“The event taking place is an event organized by the (Croatian) Church,” Sebastian Kurz said ahead of the annual May 12th gathering in Bleiburg in the southern Austrian state of Carinthia.
“That means it is neither the decision of the federal government nor of the state premier (of Carinthia) and his administration whether this event takes place,” Kurz told reporters.
He added however: “If there are breaches of (Austrian) law then of course the authorities will act in a very decisive manner.”
The memorial remembers the killing of sympathizers of Croatia's Ustasha regime and others at the hands of communist partisans at the end of World War II in and around Bleiburg. The number of those killed is still debated. Estimates vary from a few dozen to tens of thousands.
The Ustasha were allied to Nazi Germany and persecuted and killed hundreds of thousands of ethnic Serbs, Jews, Roma and political opponents, many in the Jasenovac death camp. But in recent years the ceremony has drawn more than 10,000 people including Croatians who still revere the Ustasha as well as neo-Nazis from across Europe.
Austria's DOW resistance archive centre, which specializes in documenting Nazism and neo-Nazism, has called Bleiburg “the biggest fascist meeting in Europe”.

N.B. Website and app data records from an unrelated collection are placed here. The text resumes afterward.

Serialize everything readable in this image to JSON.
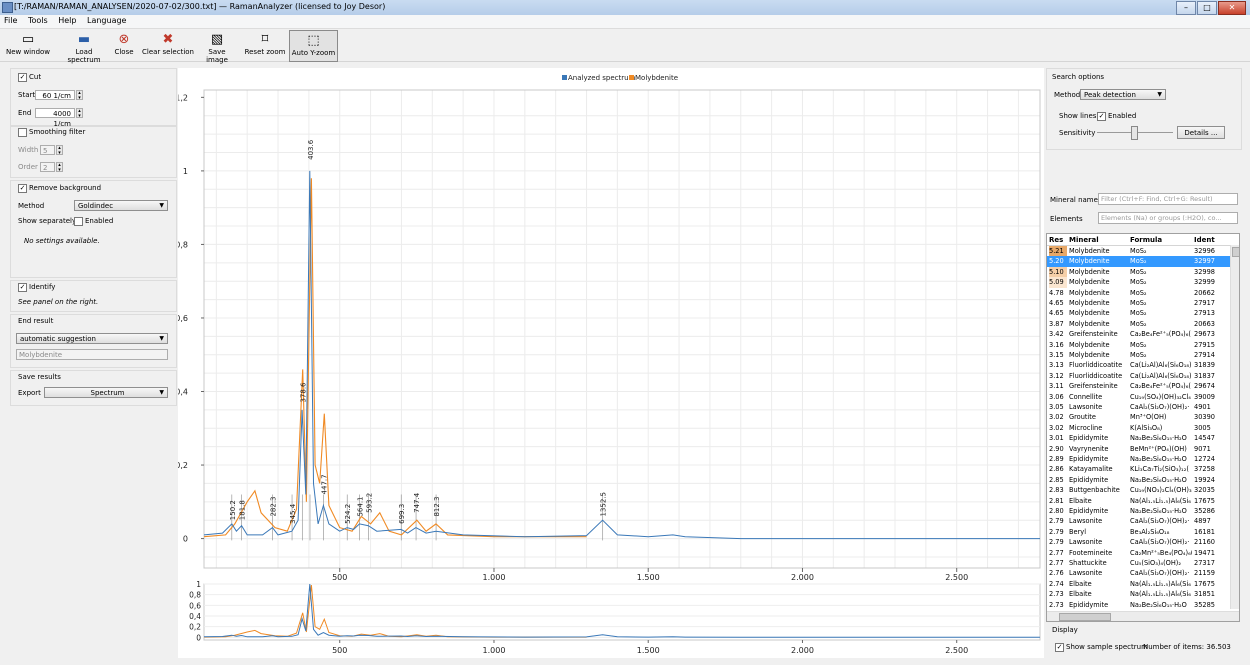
{
  "window": {
    "title": "[T:/RAMAN/RAMAN_ANALYSEN/2020-07-02/300.txt] — RamanAnalyzer (licensed to Joy Desor)"
  },
  "menu": [
    "File",
    "Tools",
    "Help",
    "Language"
  ],
  "toolbar": [
    {
      "label": "New window",
      "icon": "window-icon"
    },
    {
      "label": "Load spectrum",
      "icon": "save-icon"
    },
    {
      "label": "Close",
      "icon": "close-icon"
    },
    {
      "label": "Clear selection",
      "icon": "clear-icon"
    },
    {
      "label": "Save image",
      "icon": "image-icon"
    },
    {
      "label": "Reset zoom",
      "icon": "reset-zoom-icon"
    },
    {
      "label": "Auto Y-zoom",
      "icon": "auto-zoom-icon"
    }
  ],
  "left": {
    "cut": {
      "label": "Cut",
      "checked": true,
      "start_label": "Start",
      "start": "60 1/cm",
      "end_label": "End",
      "end": "4000 1/cm"
    },
    "smoothing": {
      "label": "Smoothing filter",
      "checked": false,
      "width_label": "Width",
      "width": "5",
      "order_label": "Order",
      "order": "2"
    },
    "background": {
      "label": "Remove background",
      "checked": true,
      "method_label": "Method",
      "method": "Goldindec",
      "separate_label": "Show separately",
      "enabled_label": "Enabled",
      "note": "No settings available."
    },
    "identify": {
      "label": "Identify",
      "checked": true,
      "note": "See panel on the right."
    },
    "end_result": {
      "label": "End result",
      "mode": "automatic suggestion",
      "value": "Molybdenite"
    },
    "save": {
      "label": "Save results",
      "export_label": "Export",
      "export": "Spectrum"
    }
  },
  "right": {
    "search_options": "Search options",
    "method_label": "Method",
    "method": "Peak detection",
    "show_lines_label": "Show lines",
    "enabled_label": "Enabled",
    "sensitivity_label": "Sensitivity",
    "sensitivity": 0.5,
    "details_label": "Details ...",
    "mineral_label": "Mineral name",
    "mineral_placeholder": "Filter (Ctrl+F: Find, Ctrl+G: Result)",
    "elements_label": "Elements",
    "elements_placeholder": "Elements (Na) or groups (:H2O), co...",
    "columns": [
      "Res",
      "Mineral",
      "Formula",
      "Ident"
    ],
    "rows": [
      [
        "5.21",
        "Molybdenite",
        "MoS₂",
        "32996"
      ],
      [
        "5.20",
        "Molybdenite",
        "MoS₂",
        "32997"
      ],
      [
        "5.10",
        "Molybdenite",
        "MoS₂",
        "32998"
      ],
      [
        "5.09",
        "Molybdenite",
        "MoS₂",
        "32999"
      ],
      [
        "4.78",
        "Molybdenite",
        "MoS₂",
        "20662"
      ],
      [
        "4.65",
        "Molybdenite",
        "MoS₂",
        "27917"
      ],
      [
        "4.65",
        "Molybdenite",
        "MoS₂",
        "27913"
      ],
      [
        "3.87",
        "Molybdenite",
        "MoS₂",
        "20663"
      ],
      [
        "3.42",
        "Greifensteinite",
        "Ca₂Be₄Fe²⁺₅(PO₄)₆(",
        "29673"
      ],
      [
        "3.16",
        "Molybdenite",
        "MoS₂",
        "27915"
      ],
      [
        "3.15",
        "Molybdenite",
        "MoS₂",
        "27914"
      ],
      [
        "3.13",
        "Fluorliddicoatite",
        "Ca(Li₂Al)Al₆(Si₆O₁₈)(",
        "31839"
      ],
      [
        "3.12",
        "Fluorliddicoatite",
        "Ca(Li₂Al)Al₆(Si₆O₁₈)(",
        "31837"
      ],
      [
        "3.11",
        "Greifensteinite",
        "Ca₂Be₄Fe²⁺₅(PO₄)₆(",
        "29674"
      ],
      [
        "3.06",
        "Connellite",
        "Cu₁₉(SO₄)(OH)₃₂Cl₄",
        "39009"
      ],
      [
        "3.05",
        "Lawsonite",
        "CaAl₂(Si₂O₇)(OH)₂·",
        "4901"
      ],
      [
        "3.02",
        "Groutite",
        "Mn³⁺O(OH)",
        "30390"
      ],
      [
        "3.02",
        "Microcline",
        "K(AlSi₃O₈)",
        "3005"
      ],
      [
        "3.01",
        "Epididymite",
        "Na₂Be₂Si₆O₁₅·H₂O",
        "14547"
      ],
      [
        "2.90",
        "Vayrynenite",
        "BeMn²⁺(PO₄)(OH)",
        "9071"
      ],
      [
        "2.89",
        "Epididymite",
        "Na₂Be₂Si₆O₁₅·H₂O",
        "12724"
      ],
      [
        "2.86",
        "Katayamalite",
        "KLi₃Ca₇Ti₂(SiO₃)₁₂(",
        "37258"
      ],
      [
        "2.85",
        "Epididymite",
        "Na₂Be₂Si₆O₁₅·H₂O",
        "19924"
      ],
      [
        "2.83",
        "Buttgenbachite",
        "Cu₁₉(NO₃)₂Cl₄(OH)₃",
        "32035"
      ],
      [
        "2.81",
        "Elbaite",
        "Na(Al₁.₅Li₁.₅)Al₆(Si₆",
        "17675"
      ],
      [
        "2.80",
        "Epididymite",
        "Na₂Be₂Si₆O₁₅·H₂O",
        "35286"
      ],
      [
        "2.79",
        "Lawsonite",
        "CaAl₂(Si₂O₇)(OH)₂·",
        "4897"
      ],
      [
        "2.79",
        "Beryl",
        "Be₃Al₂Si₆O₁₈",
        "16181"
      ],
      [
        "2.79",
        "Lawsonite",
        "CaAl₂(Si₂O₇)(OH)₂·",
        "21160"
      ],
      [
        "2.77",
        "Footemineite",
        "Ca₂Mn²⁺₅Be₄(PO₄)₆(",
        "19471"
      ],
      [
        "2.77",
        "Shattuckite",
        "Cu₅(SiO₃)₄(OH)₂",
        "27317"
      ],
      [
        "2.76",
        "Lawsonite",
        "CaAl₂(Si₂O₇)(OH)₂·",
        "21159"
      ],
      [
        "2.74",
        "Elbaite",
        "Na(Al₁.₅Li₁.₅)Al₆(Si₆",
        "17675"
      ],
      [
        "2.73",
        "Elbaite",
        "Na(Al₁.₅Li₁.₅)Al₆(Si₆",
        "31851"
      ],
      [
        "2.73",
        "Epididymite",
        "Na₂Be₂Si₆O₁₅·H₂O",
        "35285"
      ]
    ],
    "display_label": "Display",
    "show_sample_label": "Show sample spectrum",
    "items_label": "Number of items: 36.503"
  },
  "chart_data": {
    "type": "line",
    "legend": [
      "Analyzed spectrum",
      "Molybdenite"
    ],
    "legend_placement": "top-center",
    "colors": {
      "analyzed": "#3a78b8",
      "reference": "#f08a24"
    },
    "xlim": [
      60,
      2770
    ],
    "ylim": [
      -0.08,
      1.22
    ],
    "x_ticks": [
      500,
      1000,
      1500,
      2000,
      2500
    ],
    "x_tick_labels": [
      "500",
      "1.000",
      "1.500",
      "2.000",
      "2.500"
    ],
    "y_ticks": [
      0,
      0.2,
      0.4,
      0.6,
      0.8,
      1.0,
      1.2
    ],
    "y_tick_labels": [
      "0",
      "0,2",
      "0,4",
      "0,6",
      "0,8",
      "1",
      "1,2"
    ],
    "overview_y_ticks": [
      0,
      0.2,
      0.4,
      0.6,
      0.8,
      1
    ],
    "overview_y_tick_labels": [
      "0",
      "0,2",
      "0,4",
      "0,6",
      "0,8",
      "1"
    ],
    "peaks": [
      150.2,
      181.8,
      282.3,
      345.4,
      378.6,
      403.6,
      447.7,
      524.2,
      564.1,
      593.2,
      699.3,
      747.4,
      812.3,
      1352.5
    ],
    "analyzed": [
      [
        60,
        0.01
      ],
      [
        120,
        0.015
      ],
      [
        150,
        0.04
      ],
      [
        165,
        0.02
      ],
      [
        182,
        0.035
      ],
      [
        200,
        0.01
      ],
      [
        250,
        0.01
      ],
      [
        282,
        0.03
      ],
      [
        300,
        0.01
      ],
      [
        345,
        0.02
      ],
      [
        365,
        0.05
      ],
      [
        378,
        0.35
      ],
      [
        390,
        0.12
      ],
      [
        403,
        1.0
      ],
      [
        415,
        0.15
      ],
      [
        430,
        0.04
      ],
      [
        447,
        0.09
      ],
      [
        465,
        0.04
      ],
      [
        500,
        0.02
      ],
      [
        524,
        0.03
      ],
      [
        545,
        0.025
      ],
      [
        564,
        0.04
      ],
      [
        593,
        0.035
      ],
      [
        620,
        0.02
      ],
      [
        699,
        0.025
      ],
      [
        720,
        0.015
      ],
      [
        747,
        0.03
      ],
      [
        780,
        0.015
      ],
      [
        812,
        0.02
      ],
      [
        900,
        0.01
      ],
      [
        1100,
        0.005
      ],
      [
        1300,
        0.008
      ],
      [
        1352,
        0.05
      ],
      [
        1400,
        0.01
      ],
      [
        1500,
        0.005
      ],
      [
        1580,
        0.01
      ],
      [
        1620,
        0.005
      ],
      [
        1800,
        0.0
      ],
      [
        2100,
        0.0
      ],
      [
        2770,
        0.0
      ]
    ],
    "reference": [
      [
        60,
        0.005
      ],
      [
        130,
        0.01
      ],
      [
        160,
        0.04
      ],
      [
        200,
        0.1
      ],
      [
        225,
        0.13
      ],
      [
        245,
        0.07
      ],
      [
        290,
        0.03
      ],
      [
        330,
        0.02
      ],
      [
        360,
        0.08
      ],
      [
        380,
        0.46
      ],
      [
        392,
        0.1
      ],
      [
        408,
        0.98
      ],
      [
        420,
        0.2
      ],
      [
        435,
        0.15
      ],
      [
        450,
        0.34
      ],
      [
        465,
        0.09
      ],
      [
        500,
        0.03
      ],
      [
        540,
        0.02
      ],
      [
        570,
        0.06
      ],
      [
        600,
        0.04
      ],
      [
        630,
        0.07
      ],
      [
        660,
        0.02
      ],
      [
        700,
        0.01
      ],
      [
        750,
        0.05
      ],
      [
        780,
        0.02
      ],
      [
        812,
        0.04
      ],
      [
        850,
        0.01
      ],
      [
        1000,
        0.005
      ],
      [
        1300,
        0.005
      ]
    ]
  }
}
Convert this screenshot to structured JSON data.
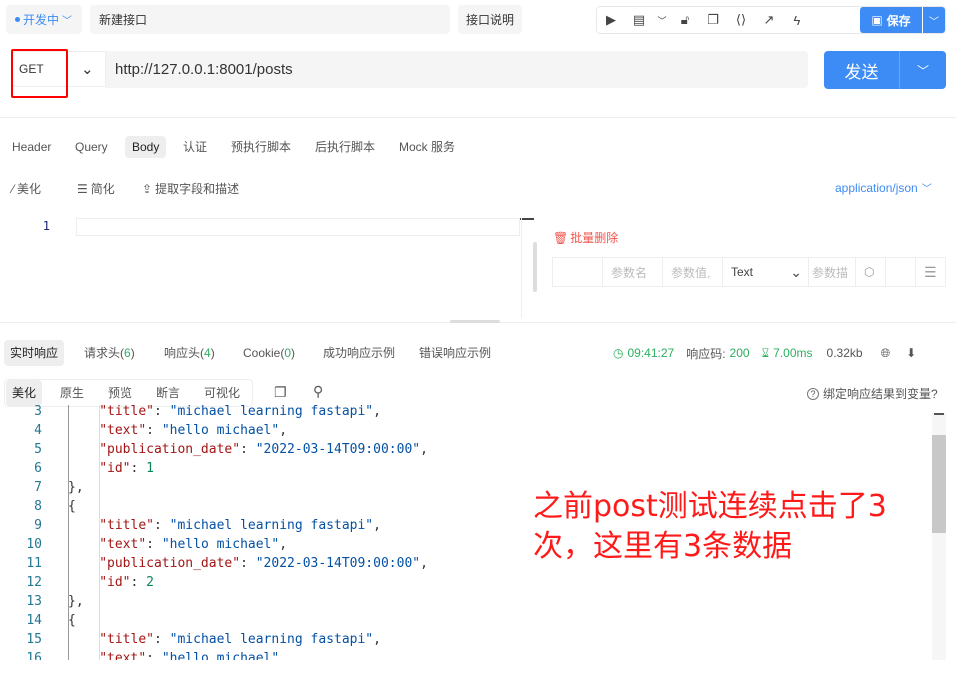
{
  "top": {
    "env": "开发中",
    "name": "新建接口",
    "doc_button": "接口说明",
    "save": "保存"
  },
  "request": {
    "method": "GET",
    "url": "http://127.0.0.1:8001/posts",
    "send": "发送"
  },
  "req_tabs": [
    "Header",
    "Query",
    "Body",
    "认证",
    "预执行脚本",
    "后执行脚本",
    "Mock 服务"
  ],
  "req_active": "Body",
  "body_tools": {
    "beautify": "美化",
    "simplify": "简化",
    "extract": "提取字段和描述",
    "content_type": "application/json"
  },
  "body_editor": {
    "line": "1"
  },
  "params": {
    "batch_delete": "批量删除",
    "name_ph": "参数名",
    "value_ph": "参数值,",
    "type": "Text",
    "desc_ph": "参数描"
  },
  "resp_tabs": [
    {
      "label": "实时响应"
    },
    {
      "label": "请求头(",
      "count": "6"
    },
    {
      "label": "响应头(",
      "count": "4"
    },
    {
      "label": "Cookie(",
      "count": "0"
    },
    {
      "label": "成功响应示例"
    },
    {
      "label": "错误响应示例"
    }
  ],
  "resp_status": {
    "time": "09:41:27",
    "code_label": "响应码:",
    "code": "200",
    "duration": "7.00ms",
    "size": "0.32kb"
  },
  "view_tabs": [
    "美化",
    "原生",
    "预览",
    "断言",
    "可视化"
  ],
  "bind_var": "绑定响应结果到变量?",
  "code_lines": [
    {
      "n": "3",
      "indent": 2,
      "key": "title",
      "val": "\"michael learning fastapi\"",
      "vt": "s",
      "tail": ","
    },
    {
      "n": "4",
      "indent": 2,
      "key": "text",
      "val": "\"hello michael\"",
      "vt": "s",
      "tail": ","
    },
    {
      "n": "5",
      "indent": 2,
      "key": "publication_date",
      "val": "\"2022-03-14T09:00:00\"",
      "vt": "s",
      "tail": ","
    },
    {
      "n": "6",
      "indent": 2,
      "key": "id",
      "val": "1",
      "vt": "num",
      "tail": ""
    },
    {
      "n": "7",
      "indent": 1,
      "punct": "},"
    },
    {
      "n": "8",
      "indent": 1,
      "punct": "{"
    },
    {
      "n": "9",
      "indent": 2,
      "key": "title",
      "val": "\"michael learning fastapi\"",
      "vt": "s",
      "tail": ","
    },
    {
      "n": "10",
      "indent": 2,
      "key": "text",
      "val": "\"hello michael\"",
      "vt": "s",
      "tail": ","
    },
    {
      "n": "11",
      "indent": 2,
      "key": "publication_date",
      "val": "\"2022-03-14T09:00:00\"",
      "vt": "s",
      "tail": ","
    },
    {
      "n": "12",
      "indent": 2,
      "key": "id",
      "val": "2",
      "vt": "num",
      "tail": ""
    },
    {
      "n": "13",
      "indent": 1,
      "punct": "},"
    },
    {
      "n": "14",
      "indent": 1,
      "punct": "{"
    },
    {
      "n": "15",
      "indent": 2,
      "key": "title",
      "val": "\"michael learning fastapi\"",
      "vt": "s",
      "tail": ","
    },
    {
      "n": "16",
      "indent": 2,
      "key": "text",
      "val": "\"hello michael\"",
      "vt": "s",
      "tail": ","
    }
  ],
  "annotation": {
    "line1": "之前post测试连续点击了3",
    "line2": "次，这里有3条数据",
    "color": "#ff1a1a"
  },
  "colors": {
    "accent": "#3d8bf5",
    "success": "#2bae5f",
    "danger": "#f5544c"
  }
}
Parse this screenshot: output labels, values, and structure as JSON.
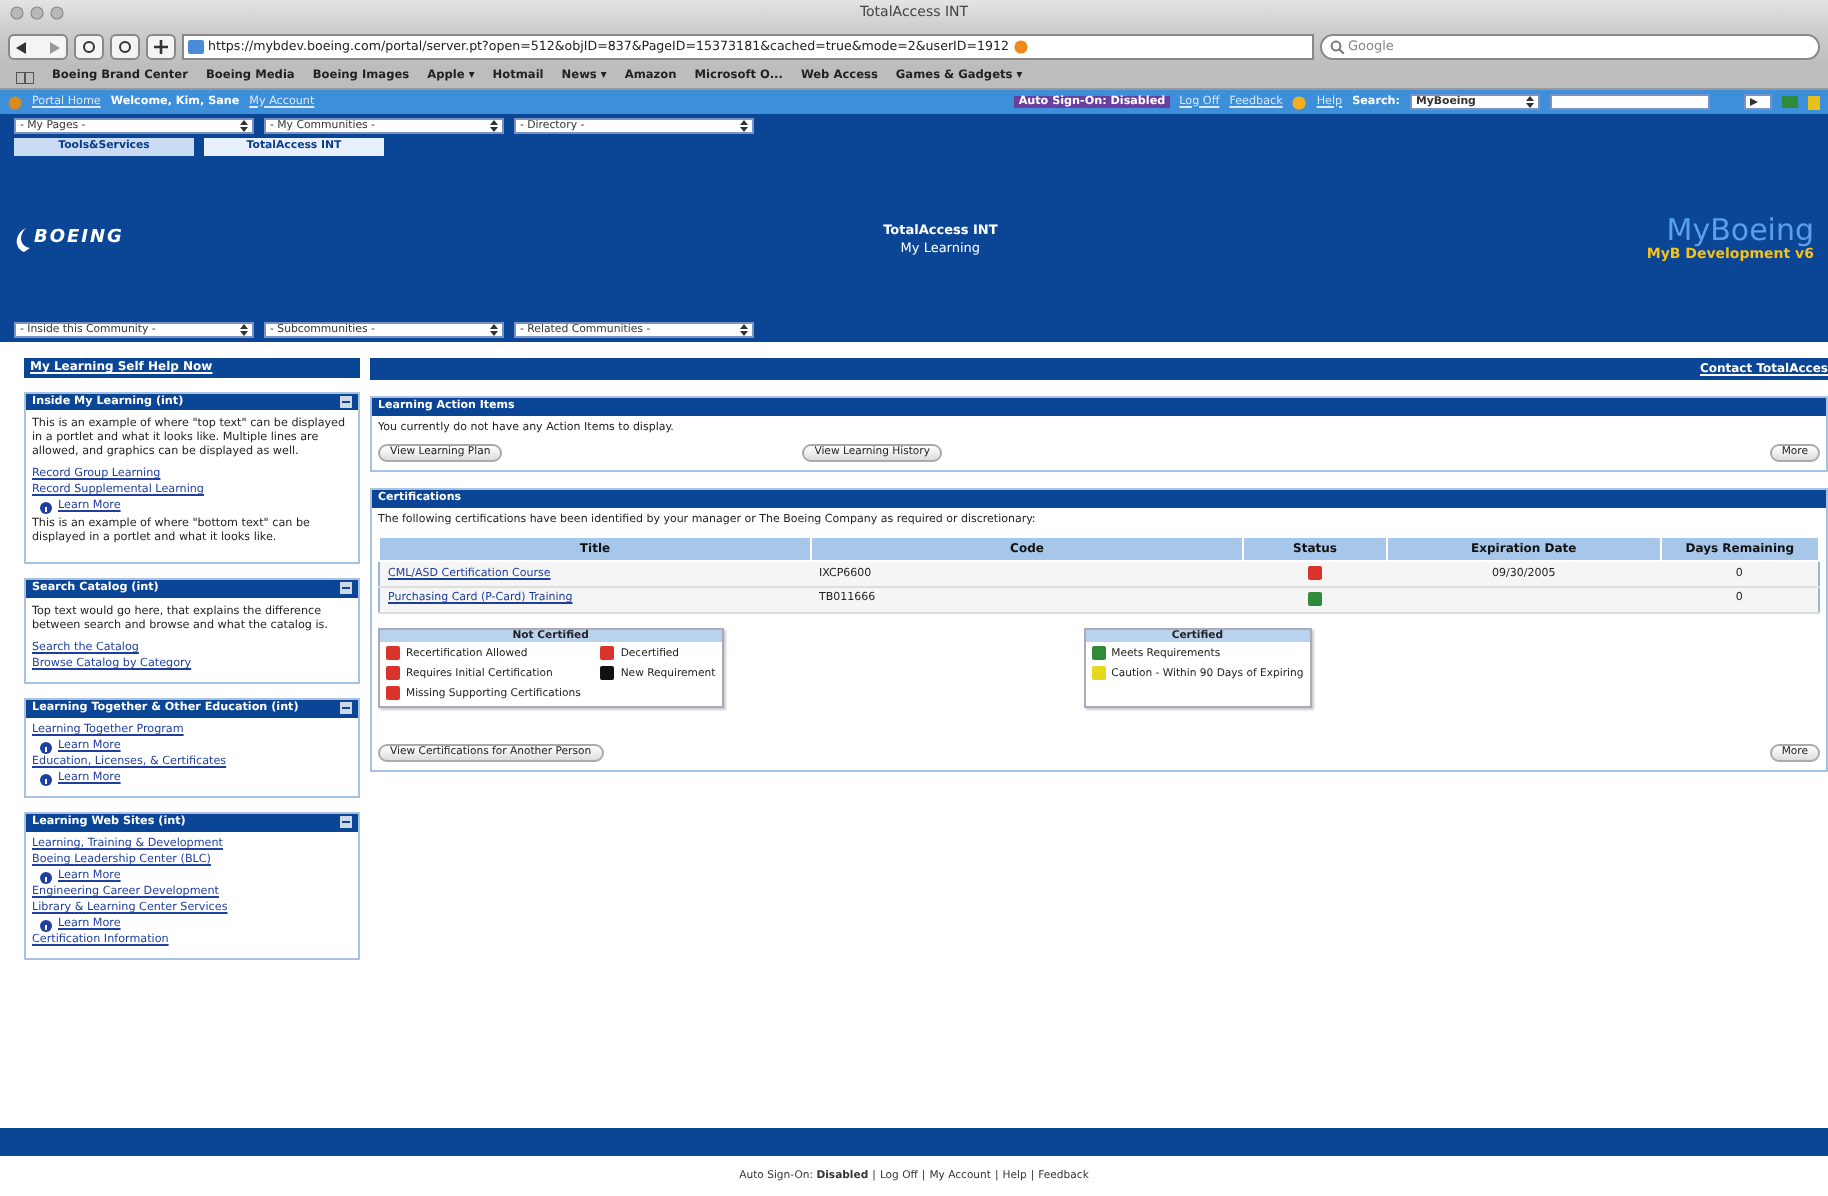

The state premier of Carinthia, Peter Kaiser, told public radio on Tuesday that Austria should ban Ustasha symbols in the same way that Nazi insignia are outlawed.
The right-wing Kurz refused to be drawn when asked by reporters about the possibility of such changes. Kaiser is from the opposition centre-left.
Church authorities in Carinthia say that they have written to their Croatian counterparts reminding them that the event must be exclusively religious, with no political speeches, symbols, uniforms or banners. If these conditions are not respected, permission to hold mass there in the future will be revoked, the diocese of Gurk-Klagenfurt said in a statement.
Croatia's government has come under criticism in recent months for failing to tackle intolerance and right-wing extremism. High-ranking Croatian politicians have attended the Bleiburg memorial in the past.
Those killed in 1945 had fled Josip Broz Tito's advancing communist partisans towards Austria, but the occupying British forces there sent many of them back.